This video says about itself:
From Wildlife Extra:
Indonesia’s new protection law for manta rays
This new law represents a major advancement in efforts to conserve manta rays, which in 2013 were added to the list of species regulated under of CITES (the Convention on International Trade in Endangered Species of Wild Fauna and Flora).
As of September 2014, all 178 CITES member countries will need to control trade and implement other CITES trade rules for these and several heavily traded shark species so as to ensure that international trade is not a threat to their survival.
“By fully protecting these fishes, the Government of Indonesia has demonstrated its commitment to these new CITES rules while offering real hope for these species’ future in Indonesia and beyond.” said Dr. Stuart Campbell, Director of WCS’s Indonesian Marine Conservation and Fisheries Program.
Among the world’s largest fishes, manta rays have “wingspans” that can exceed seven metres and are long-lived, reaching ages of 20-30 years. they mature late, and give birth to a single pup every two years after a gestation period of one year. As such they are among the least productive of fishes and, thus, exceptionally vulnerable to overfishing.
International market demand for these fishes’ gill rakers (minute, finger-like structures that enable rays to filter zooplankton from water), which are traded for use in an increasingly popular Asian health tonic, has driven dramatic increases in largely unregulated fisheries for manta rays, and depleted their numbers at numerous sites.
Both species are classified as Vulnerable according to the IUCN Red List of Threatened Species.
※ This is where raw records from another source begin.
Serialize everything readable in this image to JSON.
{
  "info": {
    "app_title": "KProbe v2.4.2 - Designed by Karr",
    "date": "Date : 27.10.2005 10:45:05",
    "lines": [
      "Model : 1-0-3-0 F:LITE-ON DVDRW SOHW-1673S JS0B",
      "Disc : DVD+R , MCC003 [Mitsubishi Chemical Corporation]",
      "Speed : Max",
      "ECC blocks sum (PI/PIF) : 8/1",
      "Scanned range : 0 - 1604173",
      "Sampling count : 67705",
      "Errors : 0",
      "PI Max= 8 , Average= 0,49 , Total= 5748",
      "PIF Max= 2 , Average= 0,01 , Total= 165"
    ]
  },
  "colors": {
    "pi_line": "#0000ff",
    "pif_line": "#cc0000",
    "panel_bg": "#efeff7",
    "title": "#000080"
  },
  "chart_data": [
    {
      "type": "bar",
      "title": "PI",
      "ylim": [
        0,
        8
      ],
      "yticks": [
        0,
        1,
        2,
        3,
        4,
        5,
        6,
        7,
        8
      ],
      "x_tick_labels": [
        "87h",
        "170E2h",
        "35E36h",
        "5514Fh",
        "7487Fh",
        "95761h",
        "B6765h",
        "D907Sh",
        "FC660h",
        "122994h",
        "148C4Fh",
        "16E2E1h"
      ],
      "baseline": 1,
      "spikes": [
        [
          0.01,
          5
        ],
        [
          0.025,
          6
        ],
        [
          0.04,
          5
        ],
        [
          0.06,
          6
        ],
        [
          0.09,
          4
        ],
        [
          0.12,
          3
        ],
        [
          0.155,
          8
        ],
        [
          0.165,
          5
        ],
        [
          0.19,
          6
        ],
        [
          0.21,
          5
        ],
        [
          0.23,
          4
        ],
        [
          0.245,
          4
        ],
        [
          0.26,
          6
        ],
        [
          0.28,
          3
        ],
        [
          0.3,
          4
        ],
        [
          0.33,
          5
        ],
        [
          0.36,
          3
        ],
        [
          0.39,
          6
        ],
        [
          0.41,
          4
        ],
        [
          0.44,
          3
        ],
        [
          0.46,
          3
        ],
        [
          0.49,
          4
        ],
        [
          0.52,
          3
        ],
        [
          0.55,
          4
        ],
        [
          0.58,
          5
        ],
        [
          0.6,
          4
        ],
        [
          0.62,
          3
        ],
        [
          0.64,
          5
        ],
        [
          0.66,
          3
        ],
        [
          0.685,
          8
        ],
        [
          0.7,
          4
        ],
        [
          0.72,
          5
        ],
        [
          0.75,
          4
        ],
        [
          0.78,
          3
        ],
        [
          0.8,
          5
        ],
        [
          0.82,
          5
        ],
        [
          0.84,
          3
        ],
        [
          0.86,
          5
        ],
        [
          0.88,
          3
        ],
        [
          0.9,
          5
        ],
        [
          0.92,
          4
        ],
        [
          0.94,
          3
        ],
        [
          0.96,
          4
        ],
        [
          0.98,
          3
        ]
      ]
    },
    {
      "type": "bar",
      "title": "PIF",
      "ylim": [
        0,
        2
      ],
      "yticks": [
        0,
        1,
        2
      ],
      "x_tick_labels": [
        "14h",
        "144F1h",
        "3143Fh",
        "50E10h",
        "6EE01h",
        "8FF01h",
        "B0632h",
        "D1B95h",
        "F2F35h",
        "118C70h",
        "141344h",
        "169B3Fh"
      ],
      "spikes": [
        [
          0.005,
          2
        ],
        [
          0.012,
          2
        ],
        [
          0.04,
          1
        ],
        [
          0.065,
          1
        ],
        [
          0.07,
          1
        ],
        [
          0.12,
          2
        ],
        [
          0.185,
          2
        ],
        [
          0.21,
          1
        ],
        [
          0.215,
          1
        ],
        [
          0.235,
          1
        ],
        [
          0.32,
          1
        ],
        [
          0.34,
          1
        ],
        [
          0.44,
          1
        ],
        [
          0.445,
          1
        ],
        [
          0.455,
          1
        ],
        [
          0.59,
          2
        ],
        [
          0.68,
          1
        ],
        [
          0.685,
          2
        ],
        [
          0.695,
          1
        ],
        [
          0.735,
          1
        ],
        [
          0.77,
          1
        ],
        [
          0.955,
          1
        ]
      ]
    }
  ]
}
Although mantas have been commercially fished in Indonesia, they are far more important economically in the country’s dive tourism industry.
Recent reviews of the tourism value of manta rays have provided irrefutable evidence that these animals are worth far more alive than dead, with a single animal estimated to generate from $100,000 to as much as $1.9 million in dive tourism revenue over its lifetime, as compared with as little as $200 paid for a dead manta at a fish landing site.
“Manta rays are a huge draw for divers seeking out wildlife encounters along Indonesia’s coasts as well as in other parts of the world, such as the Maldives, the Philippines, and Mozambique,” said Dr. Caleb McClennen, Director of WCS’s Marine Program. “We expect that other governments will now follow Indonesia’s lead by capitalizing on the non-extractive value of these fishes and conserving them as a renewable resource for the future.”